Two players in Tuscaloosa that could emerge as elite talents are Calvin Ridley (Alabama) and ArDarius Stewart (Alabama). Ridley, a sophomore, and Stewart, a junior, have combined to become the most dangerous receiving duo in the SEC. At 6-1, 188-pounds, Ridley drew a lot of comparisons to former Alabama star Amari Cooper for his route running and ability to take over the game as a true freshman. Meanwhile, Stewart, listed at 6-1, 204-pounds, took a little longer to develop as a player but has become a deep-threat option and a player who thrives in one-on-one situations.
One receiver that has flown under the radar due to the talent above him is Deon Cain (Clemson). With Mike Williams and Artavis Scott also on the roster, Cain hasn’t quite burst onto the scene as much as some other players. But with those two departing to the NFL after this season, Cain should start to draw some attention from scouts. At 6-1, 210-pounds, he has ideal size for the position and has caught 14 touchdowns over the past two seasons despite being the Tigers’ No. 3 receiver.
Finally, a big man who has burst onto the scene as a sophomore is Auden Tate (Florida State). At 6-5, 225-pounds, Tate has drawn comparisons to former Florida State star Kelvin Benjamin. He has emerged as the Seminoles’ best receiver over the course of the season and is adept at using his size to his advantage over smaller defensive backs. If he continues to develop, then Tate is a player who will draw a lot of attention from scouts and analysts.
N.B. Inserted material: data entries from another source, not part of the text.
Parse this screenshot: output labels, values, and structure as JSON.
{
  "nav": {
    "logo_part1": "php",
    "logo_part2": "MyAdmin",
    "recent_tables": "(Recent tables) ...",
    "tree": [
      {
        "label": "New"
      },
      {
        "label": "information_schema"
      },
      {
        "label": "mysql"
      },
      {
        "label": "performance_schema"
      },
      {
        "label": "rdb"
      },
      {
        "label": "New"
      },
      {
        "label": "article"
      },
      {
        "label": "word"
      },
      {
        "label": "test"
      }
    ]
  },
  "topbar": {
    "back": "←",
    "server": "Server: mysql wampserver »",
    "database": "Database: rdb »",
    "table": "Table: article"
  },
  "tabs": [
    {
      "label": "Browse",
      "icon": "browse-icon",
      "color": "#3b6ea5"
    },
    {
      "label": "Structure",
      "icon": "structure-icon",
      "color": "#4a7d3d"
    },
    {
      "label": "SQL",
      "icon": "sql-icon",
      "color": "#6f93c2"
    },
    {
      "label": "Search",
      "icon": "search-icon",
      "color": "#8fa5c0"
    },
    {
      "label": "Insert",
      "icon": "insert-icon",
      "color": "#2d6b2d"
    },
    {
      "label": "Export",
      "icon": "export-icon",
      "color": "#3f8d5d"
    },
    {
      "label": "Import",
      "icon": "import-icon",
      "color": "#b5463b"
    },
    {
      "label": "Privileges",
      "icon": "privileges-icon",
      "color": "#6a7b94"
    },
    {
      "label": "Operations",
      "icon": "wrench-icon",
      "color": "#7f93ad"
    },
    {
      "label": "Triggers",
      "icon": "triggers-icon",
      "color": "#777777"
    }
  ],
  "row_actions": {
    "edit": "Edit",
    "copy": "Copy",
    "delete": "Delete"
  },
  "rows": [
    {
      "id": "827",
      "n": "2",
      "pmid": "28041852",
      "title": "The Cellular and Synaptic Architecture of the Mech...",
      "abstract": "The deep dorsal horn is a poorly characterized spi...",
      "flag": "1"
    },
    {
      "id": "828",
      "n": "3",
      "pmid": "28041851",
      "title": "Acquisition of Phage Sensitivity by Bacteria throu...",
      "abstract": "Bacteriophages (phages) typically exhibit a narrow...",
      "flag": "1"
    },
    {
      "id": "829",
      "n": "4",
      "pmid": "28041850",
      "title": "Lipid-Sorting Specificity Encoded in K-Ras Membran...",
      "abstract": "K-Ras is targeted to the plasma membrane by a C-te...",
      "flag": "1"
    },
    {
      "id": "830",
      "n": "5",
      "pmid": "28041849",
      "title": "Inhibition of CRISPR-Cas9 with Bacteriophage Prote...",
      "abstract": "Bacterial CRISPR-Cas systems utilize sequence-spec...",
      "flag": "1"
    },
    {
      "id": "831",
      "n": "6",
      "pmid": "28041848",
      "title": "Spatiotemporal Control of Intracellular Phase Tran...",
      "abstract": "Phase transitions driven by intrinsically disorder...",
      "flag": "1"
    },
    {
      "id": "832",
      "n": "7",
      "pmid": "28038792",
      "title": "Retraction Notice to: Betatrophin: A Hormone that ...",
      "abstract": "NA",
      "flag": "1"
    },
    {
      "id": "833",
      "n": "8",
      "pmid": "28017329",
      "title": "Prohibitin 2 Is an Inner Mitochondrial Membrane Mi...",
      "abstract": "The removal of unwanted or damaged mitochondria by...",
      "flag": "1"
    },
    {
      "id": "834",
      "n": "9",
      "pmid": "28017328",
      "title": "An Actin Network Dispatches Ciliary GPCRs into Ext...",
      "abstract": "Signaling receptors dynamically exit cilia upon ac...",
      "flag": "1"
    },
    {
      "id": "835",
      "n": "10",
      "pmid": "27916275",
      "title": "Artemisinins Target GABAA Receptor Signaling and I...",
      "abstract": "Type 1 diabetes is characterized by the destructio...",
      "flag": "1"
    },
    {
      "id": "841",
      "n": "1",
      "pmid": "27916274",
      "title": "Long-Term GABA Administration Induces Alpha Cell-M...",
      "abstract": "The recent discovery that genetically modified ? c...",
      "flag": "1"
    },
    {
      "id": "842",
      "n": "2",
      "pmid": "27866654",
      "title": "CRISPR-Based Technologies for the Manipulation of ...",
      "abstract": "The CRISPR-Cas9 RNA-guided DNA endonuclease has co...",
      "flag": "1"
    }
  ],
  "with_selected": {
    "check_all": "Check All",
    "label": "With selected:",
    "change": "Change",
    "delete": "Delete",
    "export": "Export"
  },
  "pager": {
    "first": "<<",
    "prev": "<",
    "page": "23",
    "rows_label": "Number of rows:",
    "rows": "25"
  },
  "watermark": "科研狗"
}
Right now, there are two names at tight end that have emerged above the rest.
The first is Mike Gesicki (Penn State). At 6-6, 252-pounds, Gesicki has ideal size for the tight end position and has grown as a receiver throughout his career at Penn State. He has emerged a playmaker this season and is second on the team with 668 receiving yards. As he showed in the Big 10 Championship versus Wisconsin, he is adept at using his size to go up for contested balls, especially in the end zone. With another good year, there is no doubt that Gesicki’s name will be known in every draft circle.
The other is Dallas Goedert (South Dakota State). Don’t let the small school fool you, Goedert is a playmaker. He eclipsed 1,000 yards as a junior, including 150-yards versus FCS powerhouse North Dakota State. Expect Goedert to show out at the Senior Bowl next year as he watches his draft stock rise.
Similar to the tight end position, there are two names along the offensive line who have blossomed into elite linemen.
Connor Williams (Texas) is not a nationally-known name, but he might be the best offensive lineman in college football right now. The 6-5, 283-pounder took over as a true freshman at left tackle for the Longhorns and has been a stable option despite the chaos around him. A selection on Pro Football Focus’ All-American team, they credit him as being “the best left tackle in the nation, and was one of the most consistent players in the country period.”
The second name is Mitch Hyatt (Clemson). Hyatt, a former 5-star recruit, started from day one as a true freshman at left tackle for Clemson and has developed into one of the most dominant left tackles in the nation. In 933 pass protection snaps, Hyatt has given up just one sack. That’s a franchise left tackle right there.